We appreciate Dr. Sandor taking the time to speak at our event and putting the history of cap-and-trade into perspective. The confidence he exudes for the future of cap-and-trade can only come from someone who has seen these markets grow from an abstract idea to one of the world’s greatest environmental success stories.

From its origins in Acid Rain, carbon cap-and-trade has now expanded to a global scale to tackle the much bigger problem of climate change. The largest, most liquid of these markets are the European Union, California, the United Kingdom, and the Northeast US Power generation market. By allocating to these markets, investors can create impact through supporting liquidity, price discovery, and funding green initiatives.
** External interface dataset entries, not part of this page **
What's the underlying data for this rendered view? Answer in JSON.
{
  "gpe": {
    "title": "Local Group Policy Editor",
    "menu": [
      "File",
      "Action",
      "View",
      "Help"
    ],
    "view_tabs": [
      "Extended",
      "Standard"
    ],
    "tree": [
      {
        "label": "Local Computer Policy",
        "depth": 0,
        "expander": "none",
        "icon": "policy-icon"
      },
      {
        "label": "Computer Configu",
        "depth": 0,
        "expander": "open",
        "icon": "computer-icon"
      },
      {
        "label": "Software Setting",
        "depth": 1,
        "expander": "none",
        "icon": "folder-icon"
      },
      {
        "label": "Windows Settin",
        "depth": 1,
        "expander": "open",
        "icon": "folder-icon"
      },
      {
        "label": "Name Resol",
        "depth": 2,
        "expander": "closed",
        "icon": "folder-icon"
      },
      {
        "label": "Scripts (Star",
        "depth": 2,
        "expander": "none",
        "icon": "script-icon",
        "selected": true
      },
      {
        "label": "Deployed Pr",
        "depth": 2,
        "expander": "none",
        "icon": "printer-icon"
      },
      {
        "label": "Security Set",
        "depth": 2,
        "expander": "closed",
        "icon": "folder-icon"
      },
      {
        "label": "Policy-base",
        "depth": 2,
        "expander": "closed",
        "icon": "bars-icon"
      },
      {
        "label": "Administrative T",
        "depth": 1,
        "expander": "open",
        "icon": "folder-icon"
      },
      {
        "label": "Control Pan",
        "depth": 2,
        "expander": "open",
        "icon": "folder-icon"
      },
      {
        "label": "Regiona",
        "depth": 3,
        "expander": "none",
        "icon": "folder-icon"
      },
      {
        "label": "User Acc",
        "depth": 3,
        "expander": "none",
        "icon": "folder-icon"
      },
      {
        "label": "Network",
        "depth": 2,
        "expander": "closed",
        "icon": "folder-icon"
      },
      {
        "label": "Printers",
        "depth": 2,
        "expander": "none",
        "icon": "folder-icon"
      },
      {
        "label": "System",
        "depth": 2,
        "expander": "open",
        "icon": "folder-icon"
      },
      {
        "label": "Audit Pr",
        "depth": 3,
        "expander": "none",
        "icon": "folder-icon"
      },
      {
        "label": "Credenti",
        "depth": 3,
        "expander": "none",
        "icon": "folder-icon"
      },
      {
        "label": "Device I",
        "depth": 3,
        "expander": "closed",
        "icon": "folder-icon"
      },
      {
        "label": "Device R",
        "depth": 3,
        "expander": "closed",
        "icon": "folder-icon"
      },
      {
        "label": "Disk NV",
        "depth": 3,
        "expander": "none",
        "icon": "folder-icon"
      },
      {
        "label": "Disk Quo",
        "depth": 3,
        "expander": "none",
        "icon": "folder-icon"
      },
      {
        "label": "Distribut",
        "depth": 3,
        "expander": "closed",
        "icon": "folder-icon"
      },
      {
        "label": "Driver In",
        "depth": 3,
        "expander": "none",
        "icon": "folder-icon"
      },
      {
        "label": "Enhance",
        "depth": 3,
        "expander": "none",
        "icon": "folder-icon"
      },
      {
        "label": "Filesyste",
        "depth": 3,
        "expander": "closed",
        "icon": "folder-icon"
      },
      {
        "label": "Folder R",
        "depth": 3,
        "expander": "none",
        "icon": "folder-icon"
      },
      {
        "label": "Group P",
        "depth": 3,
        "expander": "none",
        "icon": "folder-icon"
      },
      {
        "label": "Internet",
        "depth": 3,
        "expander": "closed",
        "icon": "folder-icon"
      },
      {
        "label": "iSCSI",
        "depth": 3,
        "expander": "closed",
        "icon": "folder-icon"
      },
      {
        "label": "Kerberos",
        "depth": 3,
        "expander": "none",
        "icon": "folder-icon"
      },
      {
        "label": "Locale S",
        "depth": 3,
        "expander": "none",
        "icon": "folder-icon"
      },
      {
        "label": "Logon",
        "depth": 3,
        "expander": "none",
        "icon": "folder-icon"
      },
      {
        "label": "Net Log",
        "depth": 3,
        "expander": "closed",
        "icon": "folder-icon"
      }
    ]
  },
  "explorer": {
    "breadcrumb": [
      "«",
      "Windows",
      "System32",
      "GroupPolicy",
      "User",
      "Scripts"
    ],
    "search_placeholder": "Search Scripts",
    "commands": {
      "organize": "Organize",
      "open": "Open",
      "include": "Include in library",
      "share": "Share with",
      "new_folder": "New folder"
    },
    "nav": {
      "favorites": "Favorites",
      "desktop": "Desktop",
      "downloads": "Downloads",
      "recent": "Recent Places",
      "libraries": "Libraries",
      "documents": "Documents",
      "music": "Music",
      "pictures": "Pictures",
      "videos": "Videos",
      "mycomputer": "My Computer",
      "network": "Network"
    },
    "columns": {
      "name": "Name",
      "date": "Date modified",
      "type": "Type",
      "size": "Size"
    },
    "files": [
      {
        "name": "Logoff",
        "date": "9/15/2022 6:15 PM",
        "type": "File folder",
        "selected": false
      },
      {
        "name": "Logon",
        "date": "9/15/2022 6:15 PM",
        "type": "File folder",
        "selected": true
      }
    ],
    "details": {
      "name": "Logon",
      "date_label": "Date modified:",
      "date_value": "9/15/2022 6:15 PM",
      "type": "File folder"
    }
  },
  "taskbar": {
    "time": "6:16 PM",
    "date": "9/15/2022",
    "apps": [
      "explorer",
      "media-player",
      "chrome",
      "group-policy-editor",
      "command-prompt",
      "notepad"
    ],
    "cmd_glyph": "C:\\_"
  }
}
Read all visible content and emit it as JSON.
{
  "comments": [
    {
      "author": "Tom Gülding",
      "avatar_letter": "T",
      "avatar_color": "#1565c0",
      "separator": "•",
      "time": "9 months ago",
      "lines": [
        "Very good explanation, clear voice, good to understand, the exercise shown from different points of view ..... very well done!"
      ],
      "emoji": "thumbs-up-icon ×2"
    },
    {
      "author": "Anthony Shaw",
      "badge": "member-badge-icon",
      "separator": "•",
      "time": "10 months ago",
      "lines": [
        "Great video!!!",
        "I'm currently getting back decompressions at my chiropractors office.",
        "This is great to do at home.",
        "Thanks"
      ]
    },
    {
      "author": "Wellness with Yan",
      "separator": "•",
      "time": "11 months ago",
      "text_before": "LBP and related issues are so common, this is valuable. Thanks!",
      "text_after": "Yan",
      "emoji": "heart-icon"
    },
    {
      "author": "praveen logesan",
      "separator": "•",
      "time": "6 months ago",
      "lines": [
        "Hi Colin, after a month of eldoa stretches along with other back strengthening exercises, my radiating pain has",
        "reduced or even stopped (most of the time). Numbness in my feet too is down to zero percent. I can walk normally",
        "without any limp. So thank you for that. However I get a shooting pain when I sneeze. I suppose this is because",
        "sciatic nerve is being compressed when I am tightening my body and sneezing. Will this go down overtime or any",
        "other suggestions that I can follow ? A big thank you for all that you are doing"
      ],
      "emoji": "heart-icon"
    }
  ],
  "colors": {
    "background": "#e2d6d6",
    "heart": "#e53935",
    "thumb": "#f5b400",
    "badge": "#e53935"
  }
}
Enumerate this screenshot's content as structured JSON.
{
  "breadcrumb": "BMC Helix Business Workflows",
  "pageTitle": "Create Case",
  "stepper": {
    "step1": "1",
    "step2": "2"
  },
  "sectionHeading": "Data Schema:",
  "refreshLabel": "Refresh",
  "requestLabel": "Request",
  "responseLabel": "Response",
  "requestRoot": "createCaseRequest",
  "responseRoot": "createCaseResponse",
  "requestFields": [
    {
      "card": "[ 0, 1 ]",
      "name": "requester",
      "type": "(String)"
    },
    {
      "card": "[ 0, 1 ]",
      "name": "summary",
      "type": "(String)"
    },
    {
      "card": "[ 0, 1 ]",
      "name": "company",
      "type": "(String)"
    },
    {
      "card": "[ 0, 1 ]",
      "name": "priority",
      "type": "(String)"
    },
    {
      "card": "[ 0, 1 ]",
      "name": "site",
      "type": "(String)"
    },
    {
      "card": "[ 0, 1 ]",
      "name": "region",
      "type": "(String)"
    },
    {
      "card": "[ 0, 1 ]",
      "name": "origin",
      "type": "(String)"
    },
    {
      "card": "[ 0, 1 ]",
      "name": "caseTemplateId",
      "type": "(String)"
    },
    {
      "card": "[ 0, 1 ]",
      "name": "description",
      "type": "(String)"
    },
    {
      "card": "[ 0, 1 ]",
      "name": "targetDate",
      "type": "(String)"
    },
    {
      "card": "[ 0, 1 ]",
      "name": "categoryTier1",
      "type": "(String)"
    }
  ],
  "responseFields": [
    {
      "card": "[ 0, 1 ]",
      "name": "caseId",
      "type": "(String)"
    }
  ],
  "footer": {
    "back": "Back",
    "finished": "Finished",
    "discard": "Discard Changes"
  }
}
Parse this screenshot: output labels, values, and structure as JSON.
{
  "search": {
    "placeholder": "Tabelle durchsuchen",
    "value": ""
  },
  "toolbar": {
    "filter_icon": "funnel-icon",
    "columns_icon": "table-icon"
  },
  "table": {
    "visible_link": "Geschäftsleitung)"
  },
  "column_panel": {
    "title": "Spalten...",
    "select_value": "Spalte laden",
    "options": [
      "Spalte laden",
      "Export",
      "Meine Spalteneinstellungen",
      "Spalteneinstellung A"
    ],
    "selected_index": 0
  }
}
For streamlined access to these markets, the KraneShares Global Carbon Strategy ETF (KBRN) provides global exposure to the four largest markets. The KraneShares California Carbon Allowance Strategy ETF (KCCA) and the KraneShares European Carbon Allowance Strategy ETF (KEUA) offer a more tailored exposure to specific markets. Investors may benefit from risk-adjusted returns and impactful investment allocation in carbon credits, helping to relegate Climate Change to a notion of the past, like Acid Rain.


For KRBN, KCCA, and KEUA standard performance, top 10 holdings, risks, and other fund information, please click here.

  1. US Environmental Protection Agency, “Acid Rain Program,” retrieved 6/15/2024.
  2. US Environmental Protection Agency, “Acid Rain Program,” retrieved 6/15/2024.
  3. Smithsonian Magazine, “The Political History of Cap and Trade,” August 2009.
  4. Robert N. Stavins, Richard Schmalensee, Harvard Kennedy School, “The SO2 Allowance Trading System:  The Ironic History of a Grand Policy Experiment,” August 3, 2012
  5. Data from the California Governor’s Office as of 05/08/2024
  6. CGTN, “From nobody to somebody: China's high-speed rail in numbers,” October 1, 2020.
  7. IEA, “Tracking Electric Vehicles,” https://www.iea.org/energy-system/transport/electric-vehicles.
  8. ICAP, “China National ETS,” retrieved 4/25/2024
  9. Data from ICE, Nodal, EEX as of 12/31/2023.